Yahoo!: ‘Get to Work! CASE FOR ANALYSIS High-tech within the corporate world

Yahoo!: ‘Get to Work! CASE FOR ANALYSIS

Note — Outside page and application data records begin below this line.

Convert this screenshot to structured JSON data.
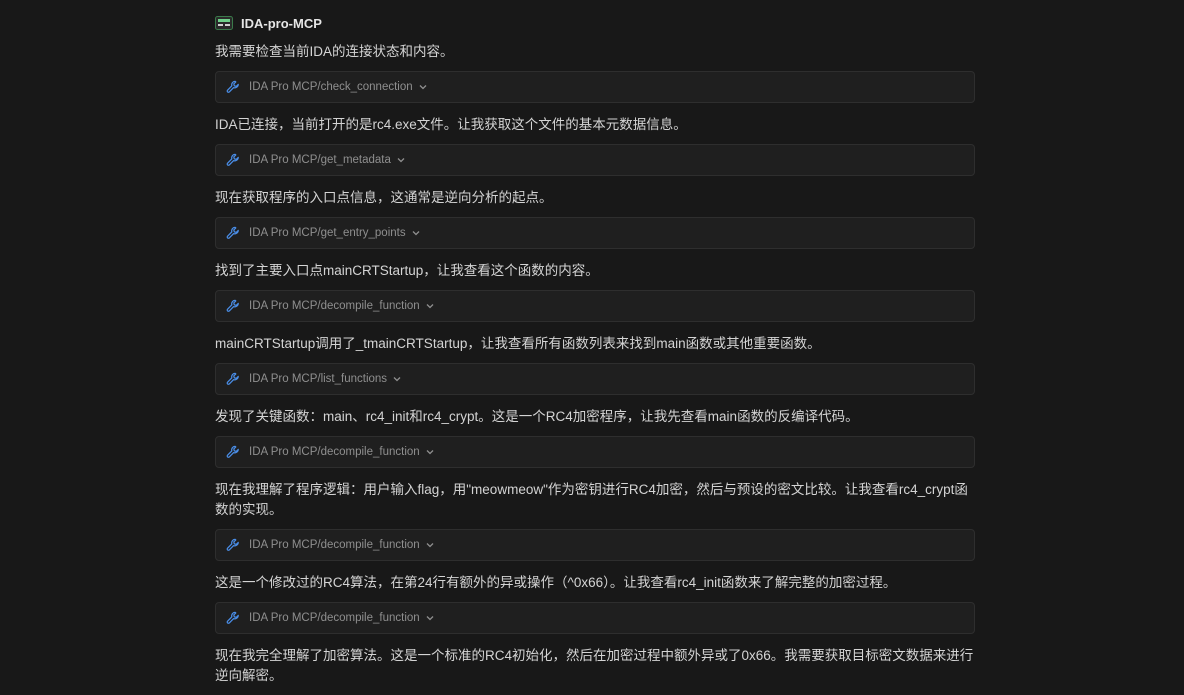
{
  "agent": {
    "name": "IDA-pro-MCP",
    "icon": "terminal-badge-icon"
  },
  "colors": {
    "background": "#181818",
    "card": "#1f1f1f",
    "accent_icon": "#4a8ee8"
  },
  "steps": [
    {
      "message": "我需要检查当前IDA的连接状态和内容。",
      "tool": "IDA Pro MCP/check_connection"
    },
    {
      "message": "IDA已连接，当前打开的是rc4.exe文件。让我获取这个文件的基本元数据信息。",
      "tool": "IDA Pro MCP/get_metadata"
    },
    {
      "message": "现在获取程序的入口点信息，这通常是逆向分析的起点。",
      "tool": "IDA Pro MCP/get_entry_points"
    },
    {
      "message": "找到了主要入口点mainCRTStartup，让我查看这个函数的内容。",
      "tool": "IDA Pro MCP/decompile_function"
    },
    {
      "message": "mainCRTStartup调用了_tmainCRTStartup，让我查看所有函数列表来找到main函数或其他重要函数。",
      "tool": "IDA Pro MCP/list_functions"
    },
    {
      "message": "发现了关键函数：main、rc4_init和rc4_crypt。这是一个RC4加密程序，让我先查看main函数的反编译代码。",
      "tool": "IDA Pro MCP/decompile_function"
    },
    {
      "message": "现在我理解了程序逻辑：用户输入flag，用\"meowmeow\"作为密钥进行RC4加密，然后与预设的密文比较。让我查看rc4_crypt函数的实现。",
      "tool": "IDA Pro MCP/decompile_function"
    },
    {
      "message": "这是一个修改过的RC4算法，在第24行有额外的异或操作（^0x66）。让我查看rc4_init函数来了解完整的加密过程。",
      "tool": "IDA Pro MCP/decompile_function"
    }
  ],
  "final_message": "现在我完全理解了加密算法。这是一个标准的RC4初始化，然后在加密过程中额外异或了0x66。我需要获取目标密文数据来进行逆向解密。"
}
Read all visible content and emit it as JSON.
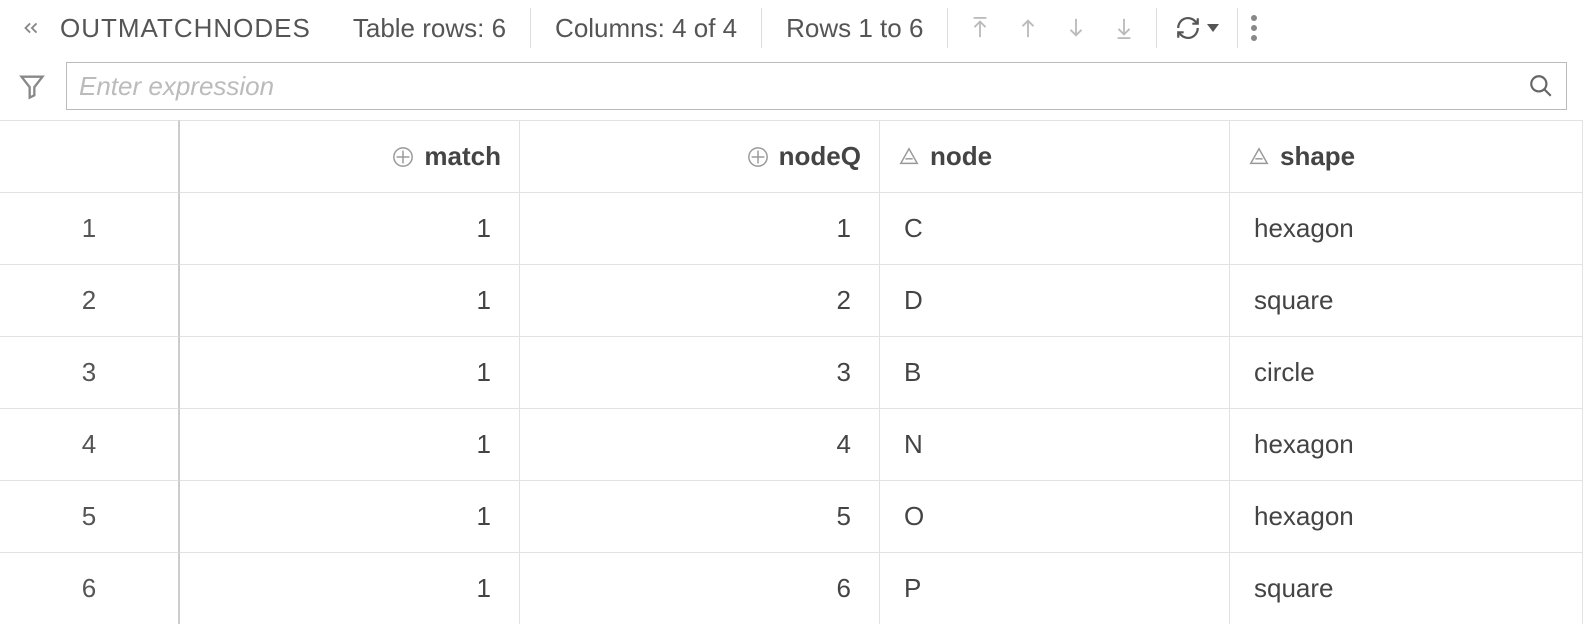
{
  "toolbar": {
    "title": "OUTMATCHNODES",
    "table_rows": "Table rows: 6",
    "columns": "Columns: 4 of 4",
    "rows_range": "Rows 1 to 6"
  },
  "filter": {
    "placeholder": "Enter expression"
  },
  "columns": [
    {
      "name": "match",
      "type": "numeric"
    },
    {
      "name": "nodeQ",
      "type": "numeric"
    },
    {
      "name": "node",
      "type": "text"
    },
    {
      "name": "shape",
      "type": "text"
    }
  ],
  "rows": [
    {
      "n": "1",
      "match": "1",
      "nodeQ": "1",
      "node": "C",
      "shape": "hexagon"
    },
    {
      "n": "2",
      "match": "1",
      "nodeQ": "2",
      "node": "D",
      "shape": "square"
    },
    {
      "n": "3",
      "match": "1",
      "nodeQ": "3",
      "node": "B",
      "shape": "circle"
    },
    {
      "n": "4",
      "match": "1",
      "nodeQ": "4",
      "node": "N",
      "shape": "hexagon"
    },
    {
      "n": "5",
      "match": "1",
      "nodeQ": "5",
      "node": "O",
      "shape": "hexagon"
    },
    {
      "n": "6",
      "match": "1",
      "nodeQ": "6",
      "node": "P",
      "shape": "square"
    }
  ]
}
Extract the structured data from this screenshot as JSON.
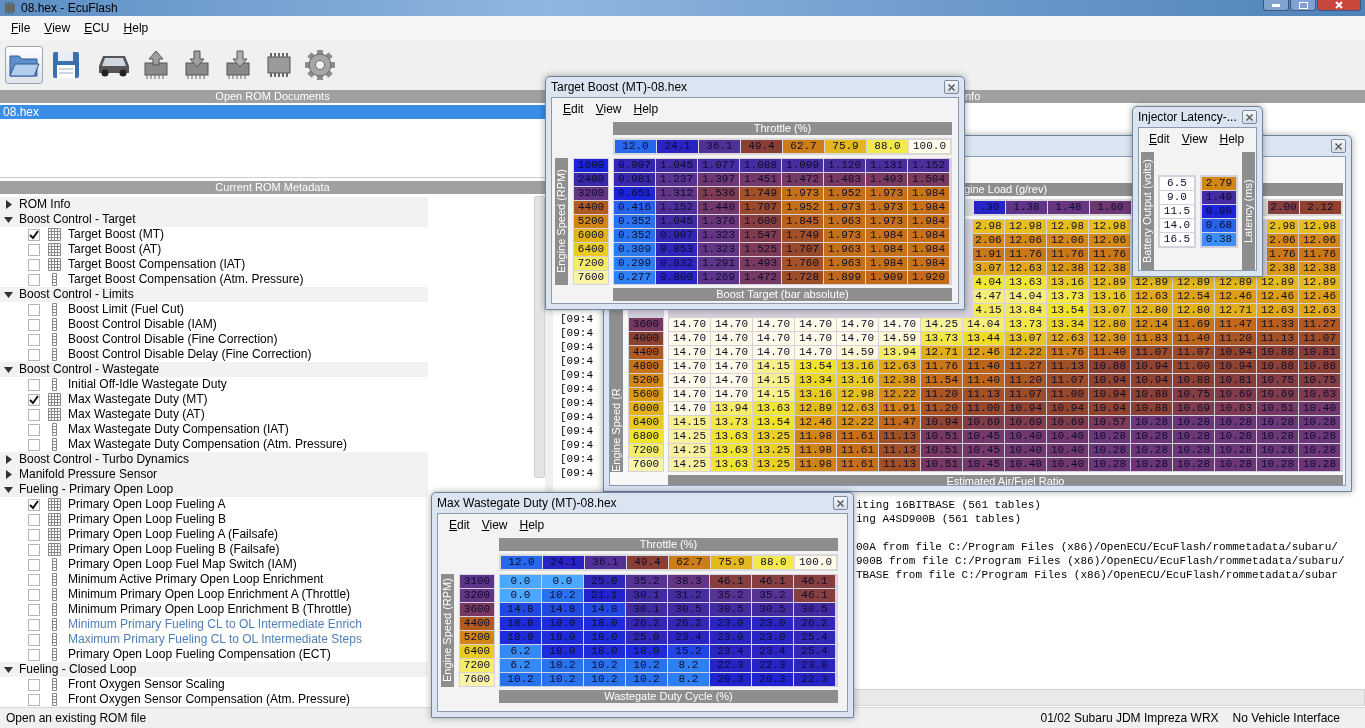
{
  "window": {
    "title": "08.hex - EcuFlash"
  },
  "menu": [
    "File",
    "View",
    "ECU",
    "Help"
  ],
  "documents": {
    "header": "Open ROM Documents",
    "items": [
      {
        "label": "08.hex",
        "selected": true
      }
    ]
  },
  "metadata": {
    "header": "Current ROM Metadata",
    "tree": [
      {
        "label": "ROM Info",
        "expanded": false
      },
      {
        "label": "Boost Control - Target",
        "expanded": true,
        "children": [
          {
            "label": "Target Boost (MT)",
            "checked": true,
            "kind": "grid",
            "highlighted": false
          },
          {
            "label": "Target Boost (AT)",
            "checked": false,
            "kind": "grid",
            "highlighted": false
          },
          {
            "label": "Target Boost Compensation (IAT)",
            "checked": false,
            "kind": "grid",
            "highlighted": false
          },
          {
            "label": "Target Boost Compensation (Atm. Pressure)",
            "checked": false,
            "kind": "column",
            "highlighted": false
          }
        ]
      },
      {
        "label": "Boost Control - Limits",
        "expanded": true,
        "children": [
          {
            "label": "Boost Limit (Fuel Cut)",
            "checked": false,
            "kind": "column",
            "highlighted": false
          },
          {
            "label": "Boost Control Disable (IAM)",
            "checked": false,
            "kind": "column",
            "highlighted": false
          },
          {
            "label": "Boost Control Disable (Fine Correction)",
            "checked": false,
            "kind": "column",
            "highlighted": false
          },
          {
            "label": "Boost Control Disable Delay (Fine Correction)",
            "checked": false,
            "kind": "column",
            "highlighted": false
          }
        ]
      },
      {
        "label": "Boost Control - Wastegate",
        "expanded": true,
        "children": [
          {
            "label": "Initial Off-Idle Wastegate Duty",
            "checked": false,
            "kind": "column",
            "highlighted": false
          },
          {
            "label": "Max Wastegate Duty (MT)",
            "checked": true,
            "kind": "grid",
            "highlighted": false
          },
          {
            "label": "Max Wastegate Duty (AT)",
            "checked": false,
            "kind": "grid",
            "highlighted": false
          },
          {
            "label": "Max Wastegate Duty Compensation (IAT)",
            "checked": false,
            "kind": "column",
            "highlighted": false
          },
          {
            "label": "Max Wastegate Duty Compensation (Atm. Pressure)",
            "checked": false,
            "kind": "column",
            "highlighted": false
          }
        ]
      },
      {
        "label": "Boost Control - Turbo Dynamics",
        "expanded": false
      },
      {
        "label": "Manifold Pressure Sensor",
        "expanded": false
      },
      {
        "label": "Fueling - Primary Open Loop",
        "expanded": true,
        "children": [
          {
            "label": "Primary Open Loop Fueling A",
            "checked": true,
            "kind": "grid",
            "highlighted": false
          },
          {
            "label": "Primary Open Loop Fueling B",
            "checked": false,
            "kind": "grid",
            "highlighted": false
          },
          {
            "label": "Primary Open Loop Fueling A (Failsafe)",
            "checked": false,
            "kind": "grid",
            "highlighted": false
          },
          {
            "label": "Primary Open Loop Fueling B (Failsafe)",
            "checked": false,
            "kind": "grid",
            "highlighted": false
          },
          {
            "label": "Primary Open Loop Fuel Map Switch (IAM)",
            "checked": false,
            "kind": "column",
            "highlighted": false
          },
          {
            "label": "Minimum Active Primary Open Loop Enrichment",
            "checked": false,
            "kind": "column",
            "highlighted": false
          },
          {
            "label": "Minimum Primary Open Loop Enrichment A (Throttle)",
            "checked": false,
            "kind": "column",
            "highlighted": false
          },
          {
            "label": "Minimum Primary Open Loop Enrichment B (Throttle)",
            "checked": false,
            "kind": "column",
            "highlighted": false
          },
          {
            "label": "Minimum Primary Fueling CL to OL Intermediate Enrich",
            "checked": false,
            "kind": "column",
            "highlighted": true
          },
          {
            "label": "Maximum Primary Fueling CL to OL Intermediate Steps",
            "checked": false,
            "kind": "column",
            "highlighted": true
          },
          {
            "label": "Primary Open Loop Fueling Compensation (ECT)",
            "checked": false,
            "kind": "column",
            "highlighted": false
          }
        ]
      },
      {
        "label": "Fueling - Closed Loop",
        "expanded": true,
        "children": [
          {
            "label": "Front Oxygen Sensor Scaling",
            "checked": false,
            "kind": "column",
            "highlighted": false
          },
          {
            "label": "Front Oxygen Sensor Compensation (Atm. Pressure)",
            "checked": false,
            "kind": "column",
            "highlighted": false
          }
        ]
      }
    ]
  },
  "right_pane": {
    "header": "nfo",
    "log_left": [
      "[09:4",
      "[09:4",
      "[09:4",
      "[09:4",
      "[09:4",
      "[09:4",
      "[09:4",
      "[09:4",
      "[09:4",
      "[09:4",
      "[09:4",
      "[09:4"
    ],
    "log_tail": [
      [
        "iting 16BITBASE (561 tables)",
        "ing A4SD900B (561 tables)"
      ],
      [
        "00A from file C:/Program Files (x86)/OpenECU/EcuFlash/rommetadata/subaru/",
        "900B from file C:/Program Files (x86)/OpenECU/EcuFlash/rommetadata/subaru/",
        "TBASE from file C:/Program Files (x86)/OpenECU/EcuFlash/rommetadata/subar"
      ]
    ]
  },
  "windows": [
    {
      "kind": "air-fuel-map",
      "x_axis": {
        "title": "gine Load (g/rev)",
        "values": [
          [
            ".30",
            "1.38",
            "1.48",
            "1.60"
          ],
          [
            "2.00",
            "2.12"
          ]
        ]
      },
      "y_axis": {
        "title": "Engine Speed (R",
        "values": [
          [
            "3600",
            "4000",
            "4400",
            "4800",
            "5200",
            "5600",
            "6000",
            "6400",
            "6800",
            "7200",
            "7600"
          ]
        ]
      },
      "data": {
        "title": "Estimated Air/Fuel Ratio",
        "rows": [
          [
            [
              "2.98",
              "12.98",
              "12.98",
              "12.98"
            ],
            [
              "2.98",
              "12.98"
            ]
          ],
          [
            [
              "2.06",
              "12.06",
              "12.06",
              "12.06"
            ],
            [
              "2.06",
              "12.06"
            ]
          ],
          [
            [
              "1.91",
              "11.76",
              "11.76",
              "11.76"
            ],
            [
              "1.76",
              "11.76"
            ]
          ],
          [
            [
              "3.07",
              "12.63",
              "12.38",
              "12.38"
            ],
            [
              "2.38",
              "12.38"
            ]
          ],
          [
            [
              "4.04",
              "13.63",
              "13.16",
              "12.89",
              "12.89",
              "12.89",
              "12.89",
              "12.89",
              "12.89"
            ]
          ],
          [
            [
              "4.47",
              "14.04",
              "13.73",
              "13.16",
              "12.63",
              "12.54",
              "12.46",
              "12.46",
              "12.46"
            ]
          ],
          [
            [
              "4.15",
              "13.84",
              "13.54",
              "13.07",
              "12.80",
              "12.80",
              "12.71",
              "12.63",
              "12.63"
            ]
          ],
          [
            [
              "14.70",
              "14.70",
              "14.70",
              "14.70",
              "14.70",
              "14.70",
              "14.25",
              "14.04",
              "13.73",
              "13.34",
              "12.80",
              "12.14",
              "11.69",
              "11.47",
              "11.33",
              "11.27"
            ]
          ],
          [
            [
              "14.70",
              "14.70",
              "14.70",
              "14.70",
              "14.70",
              "14.59",
              "13.73",
              "13.44",
              "13.07",
              "12.63",
              "12.30",
              "11.83",
              "11.40",
              "11.20",
              "11.13",
              "11.07"
            ]
          ],
          [
            [
              "14.70",
              "14.70",
              "14.70",
              "14.70",
              "14.59",
              "13.94",
              "12.71",
              "12.46",
              "12.22",
              "11.76",
              "11.40",
              "11.07",
              "11.07",
              "10.94",
              "10.88",
              "10.81"
            ]
          ],
          [
            [
              "14.70",
              "14.70",
              "14.15",
              "13.54",
              "13.16",
              "12.63",
              "11.76",
              "11.40",
              "11.27",
              "11.13",
              "10.88",
              "10.94",
              "11.00",
              "10.94",
              "10.88",
              "10.88"
            ]
          ],
          [
            [
              "14.70",
              "14.70",
              "14.15",
              "13.34",
              "13.16",
              "12.38",
              "11.54",
              "11.40",
              "11.20",
              "11.07",
              "10.94",
              "10.94",
              "10.88",
              "10.81",
              "10.75",
              "10.75"
            ]
          ],
          [
            [
              "14.70",
              "14.70",
              "14.15",
              "13.16",
              "12.98",
              "12.22",
              "11.20",
              "11.13",
              "11.07",
              "11.00",
              "10.94",
              "10.88",
              "10.75",
              "10.69",
              "10.69",
              "10.63"
            ]
          ],
          [
            [
              "14.70",
              "13.94",
              "13.63",
              "12.89",
              "12.63",
              "11.91",
              "11.20",
              "11.00",
              "10.94",
              "10.94",
              "10.94",
              "10.88",
              "10.69",
              "10.63",
              "10.51",
              "10.40"
            ]
          ],
          [
            [
              "14.15",
              "13.73",
              "13.54",
              "12.46",
              "12.22",
              "11.47",
              "10.94",
              "10.69",
              "10.69",
              "10.69",
              "10.57",
              "10.28",
              "10.28",
              "10.28",
              "10.28",
              "10.28"
            ]
          ],
          [
            [
              "14.25",
              "13.63",
              "13.25",
              "11.98",
              "11.61",
              "11.13",
              "10.51",
              "10.45",
              "10.40",
              "10.40",
              "10.28",
              "10.28",
              "10.28",
              "10.28",
              "10.28",
              "10.28"
            ]
          ],
          [
            [
              "14.25",
              "13.63",
              "13.25",
              "11.98",
              "11.61",
              "11.13",
              "10.51",
              "10.45",
              "10.40",
              "10.40",
              "10.28",
              "10.28",
              "10.28",
              "10.28",
              "10.28",
              "10.28"
            ]
          ],
          [
            [
              "14.25",
              "13.63",
              "13.25",
              "11.98",
              "11.61",
              "11.13",
              "10.51",
              "10.45",
              "10.40",
              "10.40",
              "10.28",
              "10.28",
              "10.28",
              "10.28",
              "10.28",
              "10.28"
            ]
          ]
        ]
      }
    },
    {
      "kind": "boost-map",
      "title": "Target Boost (MT)-08.hex",
      "menu": [
        "Edit",
        "View",
        "Help"
      ],
      "x_axis": {
        "title": "Throttle (%)",
        "values": [
          [
            "12.0",
            "24.1",
            "36.1",
            "49.4",
            "62.7",
            "75.9",
            "88.0",
            "100.0"
          ]
        ]
      },
      "y_axis": {
        "title": "Engine Speed (RPM)",
        "values": [
          [
            "1600",
            "2400",
            "3200",
            "4400",
            "5200",
            "6000",
            "6400",
            "7200",
            "7600"
          ]
        ]
      },
      "data": {
        "title": "Boost Target (bar absolute)",
        "rows": [
          [
            [
              "0.907",
              "1.045",
              "1.077",
              "1.088",
              "1.099",
              "1.120",
              "1.131",
              "1.152"
            ]
          ],
          [
            [
              "0.981",
              "1.237",
              "1.397",
              "1.451",
              "1.472",
              "1.483",
              "1.493",
              "1.504"
            ]
          ],
          [
            [
              "0.651",
              "1.312",
              "1.536",
              "1.749",
              "1.973",
              "1.952",
              "1.973",
              "1.984"
            ]
          ],
          [
            [
              "0.416",
              "1.152",
              "1.440",
              "1.707",
              "1.952",
              "1.973",
              "1.973",
              "1.984"
            ]
          ],
          [
            [
              "0.352",
              "1.045",
              "1.376",
              "1.600",
              "1.845",
              "1.963",
              "1.973",
              "1.984"
            ]
          ],
          [
            [
              "0.352",
              "0.907",
              "1.323",
              "1.547",
              "1.749",
              "1.973",
              "1.984",
              "1.984"
            ]
          ],
          [
            [
              "0.309",
              "0.853",
              "1.323",
              "1.525",
              "1.707",
              "1.963",
              "1.984",
              "1.984"
            ]
          ],
          [
            [
              "0.299",
              "0.832",
              "1.291",
              "1.493",
              "1.760",
              "1.963",
              "1.984",
              "1.984"
            ]
          ],
          [
            [
              "0.277",
              "0.800",
              "1.269",
              "1.472",
              "1.728",
              "1.899",
              "1.909",
              "1.920"
            ]
          ]
        ]
      }
    },
    {
      "kind": "latency-curve",
      "title": "Injector Latency-...",
      "menu": [
        "Edit",
        "View",
        "Help"
      ],
      "y_axis": {
        "title": "Battery Output (volts)",
        "values": [
          "6.5",
          "9.0",
          "11.5",
          "14.0",
          "16.5"
        ]
      },
      "data": {
        "title": "Latency (ms)",
        "values": [
          "2.79",
          "1.49",
          "0.98",
          "0.68",
          "0.38"
        ]
      }
    },
    {
      "kind": "duty-map",
      "title": "Max Wastegate Duty (MT)-08.hex",
      "menu": [
        "Edit",
        "View",
        "Help"
      ],
      "x_axis": {
        "title": "Throttle (%)",
        "values": [
          [
            "12.0",
            "24.1",
            "36.1",
            "49.4",
            "62.7",
            "75.9",
            "88.0",
            "100.0"
          ]
        ]
      },
      "y_axis": {
        "title": "Engine Speed (RPM)",
        "values": [
          [
            "3100",
            "3200",
            "3600",
            "4400",
            "5200",
            "6400",
            "7200",
            "7600"
          ]
        ]
      },
      "data": {
        "title": "Wastegate Duty Cycle (%)",
        "rows": [
          [
            [
              "0.0",
              "0.0",
              "25.0",
              "35.2",
              "38.3",
              "46.1",
              "46.1",
              "46.1"
            ]
          ],
          [
            [
              "0.0",
              "10.2",
              "21.1",
              "30.1",
              "31.2",
              "35.2",
              "35.2",
              "46.1"
            ]
          ],
          [
            [
              "14.8",
              "14.8",
              "14.8",
              "30.1",
              "30.5",
              "30.5",
              "30.5",
              "30.5"
            ]
          ],
          [
            [
              "18.0",
              "18.0",
              "18.0",
              "26.2",
              "26.2",
              "23.0",
              "23.0",
              "26.2"
            ]
          ],
          [
            [
              "18.0",
              "18.0",
              "18.0",
              "25.0",
              "23.4",
              "23.0",
              "23.0",
              "25.4"
            ]
          ],
          [
            [
              "6.2",
              "18.0",
              "18.0",
              "18.0",
              "15.2",
              "23.4",
              "23.4",
              "25.4"
            ]
          ],
          [
            [
              "6.2",
              "10.2",
              "10.2",
              "10.2",
              "8.2",
              "22.3",
              "22.3",
              "23.8"
            ]
          ],
          [
            [
              "10.2",
              "10.2",
              "10.2",
              "10.2",
              "8.2",
              "20.3",
              "20.3",
              "22.3"
            ]
          ]
        ]
      }
    }
  ],
  "status_bar": {
    "message": "Open an existing ROM file",
    "vehicle": "01/02 Subaru JDM Impreza WRX",
    "interface": "No Vehicle Interface"
  }
}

High-tech within the corporate world was developed, in part, on the notion of mobile strategy and convenience—the ability to communicate, work remotely and accomplishthe same results; cutting the corporate and personal car-bon footprint by reducing commute times; and reducing wasted time through workplace flexibility.Flex time was touted as a solution and an attractive perk for job seekers, particularly in the tech industries. Workers were actually doing and modeling what they insisted was possible for future workers. Then, it changed. Suddenly, the brakes were applied. “Get to work” was what your mom said; what yourcoach said; what your teacher said. Suddenly, for Yahoo employees, it was what your boss said in a surprise memo from new CEO Marissa Mayer. Entrepreneur called it Mayer’s “dumbest move,” and it ignited a national debate over the concept of workplace bureaucracy versus flexibility. Created by Stanford grad students Jerry Yang andDavid Filo, and launched as Yahoo in 1994, the company grabbed the spotlight, riding the dot-com bubble to both an all-time high and an all-time low in tech stock pricing, rejecting an acquisition bid from Microsoft, and suffering through its largest layoff of employees (2,000) in 2012. In a five-year period, 2009–2014, Yahoo had six CEOs bringing constantly changing visions and executives to the company. In May 2013, Marissa Mayer came over from Goo-gle and immediately set off a fire-storm with the memo informing employees to get to work and announcing that Yahoo’s work-at-home policy had been overturned. Empty parking lots, offices, and cubicles would henceforth be teeming with employees.Seen by Mayer and a significant number of employeesas a boost for low morale, the move was criticized by others within the company and across industries as a slap in the face at the notion of flexibility and remote workforce productivity. The general target for the new corporate ruling appeared to be the 200 or so employees who had routinely abused the work-from-home privilege by doing things like starting their own businesses while no one was watching. But if remote productivity and collaboration won’t work within the tech industry, others pointed out, what is the message for other industries? Was this a high-profile example of a tech company shooting itself in the foot? Supporters of the change defended the move as a need for control in this particular company based on the constant directional changes at Yahoo, the low morale of employees, and the lack of face-time and collaboration needed to keep up with the innovations of rivals. The New York Times quoted one former Yahoo official as saying, “Inthe tech world it was such a bummer to say you worked for Yahoo.” The situation had gotten that bad. Mayer’s turnaround strategy required employee skin inthe game—getting employees into the office. The company responded to critics with one blanket statement about the change: “This isn’t a broad industry view about working from home. This is about what is right for Yahoo, right now.” The previous situation was viewed by Mayer as cultural self-strangulation. With no one in the building, and a revolving CEO door, projects slowed or were completely abandoned. Meanwhile, Facebook and other rivals were surging ahead, rolling out innovations, grabbing advertisers, and cornering the social media market while Yahoo hesitated. Mayer jumped in, revamping the recently acquiredFlickr, which had seemingly abandoned a potential leadership role in photo-sharing to rival Instagram. With new hires and a total redesign and update of Flickr, the move was heralded by Entrepreneur as Mayer’s smartest. In addition, the new CEO quickly replaced employee BlackBerrys with Android and iPhones, with corporate picking up the tab for monthly usage. With bodies now working on-site, and in an effort to create an atmosphere of meeting and collaboration, Mayer offered free food in the cafeteria and insisted on day-long Friday question/answer/planning meetings between senior executives and all employees. Yahoo must make up time and get up to speed within the industry quickly. Rivals are not waiting and some new ones doubtlessly lurk in the shadows. While some criticize what they see as Mayer’s infantilizing of employees and clamping down on others as she added an on-site nursery for her own child, others developed a wait and see attitude—not only within the walls of Yahoo, but nation-wide, as companies weigh the future of remote workforce cultures.